• EXERCISE INSTRUCTIONS: The response must contain every line below in which "JSON" appears.

• Dataset rows describing interfaces:
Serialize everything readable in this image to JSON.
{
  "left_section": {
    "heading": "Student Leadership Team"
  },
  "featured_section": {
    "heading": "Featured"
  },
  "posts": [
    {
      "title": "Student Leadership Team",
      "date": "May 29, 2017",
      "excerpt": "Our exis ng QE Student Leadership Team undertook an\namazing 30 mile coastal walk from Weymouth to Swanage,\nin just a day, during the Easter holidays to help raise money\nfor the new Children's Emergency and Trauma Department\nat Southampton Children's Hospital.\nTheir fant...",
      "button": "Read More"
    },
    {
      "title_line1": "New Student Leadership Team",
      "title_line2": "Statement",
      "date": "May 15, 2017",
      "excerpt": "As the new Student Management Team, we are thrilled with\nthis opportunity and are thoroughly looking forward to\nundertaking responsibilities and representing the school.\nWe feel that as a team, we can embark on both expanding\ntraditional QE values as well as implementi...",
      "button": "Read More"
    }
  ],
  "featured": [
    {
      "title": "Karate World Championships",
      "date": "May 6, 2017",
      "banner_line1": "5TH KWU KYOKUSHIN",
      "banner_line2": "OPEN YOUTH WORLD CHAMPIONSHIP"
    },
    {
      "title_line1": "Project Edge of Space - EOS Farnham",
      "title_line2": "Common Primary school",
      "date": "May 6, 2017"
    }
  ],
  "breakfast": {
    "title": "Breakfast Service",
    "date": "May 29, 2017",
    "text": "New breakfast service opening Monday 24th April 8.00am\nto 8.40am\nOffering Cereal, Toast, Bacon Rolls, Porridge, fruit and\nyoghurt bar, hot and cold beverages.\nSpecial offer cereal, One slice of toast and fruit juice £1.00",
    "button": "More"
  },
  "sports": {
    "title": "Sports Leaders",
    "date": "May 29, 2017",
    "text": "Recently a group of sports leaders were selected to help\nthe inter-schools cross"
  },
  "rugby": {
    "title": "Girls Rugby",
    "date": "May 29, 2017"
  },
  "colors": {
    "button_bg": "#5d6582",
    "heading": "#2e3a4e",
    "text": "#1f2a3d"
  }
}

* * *

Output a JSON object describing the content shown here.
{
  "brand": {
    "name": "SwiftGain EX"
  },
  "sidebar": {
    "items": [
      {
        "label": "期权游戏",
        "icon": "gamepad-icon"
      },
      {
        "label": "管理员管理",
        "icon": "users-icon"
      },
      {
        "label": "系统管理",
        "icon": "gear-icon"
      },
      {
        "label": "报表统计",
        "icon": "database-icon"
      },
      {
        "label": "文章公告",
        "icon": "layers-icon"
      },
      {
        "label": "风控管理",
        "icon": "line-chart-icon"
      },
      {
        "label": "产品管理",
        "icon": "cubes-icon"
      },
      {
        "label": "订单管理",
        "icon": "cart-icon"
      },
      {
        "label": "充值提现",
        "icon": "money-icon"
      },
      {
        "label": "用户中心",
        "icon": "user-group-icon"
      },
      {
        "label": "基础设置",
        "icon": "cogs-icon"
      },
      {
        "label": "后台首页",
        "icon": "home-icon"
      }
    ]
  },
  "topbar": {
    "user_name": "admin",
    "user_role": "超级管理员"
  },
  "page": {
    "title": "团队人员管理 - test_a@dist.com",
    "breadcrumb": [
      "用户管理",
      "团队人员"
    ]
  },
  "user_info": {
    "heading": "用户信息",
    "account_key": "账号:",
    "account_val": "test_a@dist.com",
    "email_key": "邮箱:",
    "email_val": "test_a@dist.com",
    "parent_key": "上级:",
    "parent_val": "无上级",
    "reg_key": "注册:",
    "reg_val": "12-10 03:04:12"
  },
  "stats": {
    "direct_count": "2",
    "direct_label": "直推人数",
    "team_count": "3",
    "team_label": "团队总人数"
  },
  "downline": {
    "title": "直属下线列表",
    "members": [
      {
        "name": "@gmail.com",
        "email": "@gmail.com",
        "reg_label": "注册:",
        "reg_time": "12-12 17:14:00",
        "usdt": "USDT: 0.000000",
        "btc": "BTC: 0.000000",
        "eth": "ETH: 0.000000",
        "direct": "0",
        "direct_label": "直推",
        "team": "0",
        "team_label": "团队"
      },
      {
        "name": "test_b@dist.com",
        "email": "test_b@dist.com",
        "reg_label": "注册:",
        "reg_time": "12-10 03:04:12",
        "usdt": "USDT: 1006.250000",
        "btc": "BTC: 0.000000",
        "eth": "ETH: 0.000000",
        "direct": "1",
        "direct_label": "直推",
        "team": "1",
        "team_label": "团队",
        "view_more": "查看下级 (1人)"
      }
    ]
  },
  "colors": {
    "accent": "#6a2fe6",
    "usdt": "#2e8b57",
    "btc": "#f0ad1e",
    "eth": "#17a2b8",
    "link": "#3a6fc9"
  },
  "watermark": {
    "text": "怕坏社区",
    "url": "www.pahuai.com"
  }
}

• OUTPUT FOR THIS EXERCISE:
Serialize everything readable in this image to JSON.
Output a JSON object describing the content shown here.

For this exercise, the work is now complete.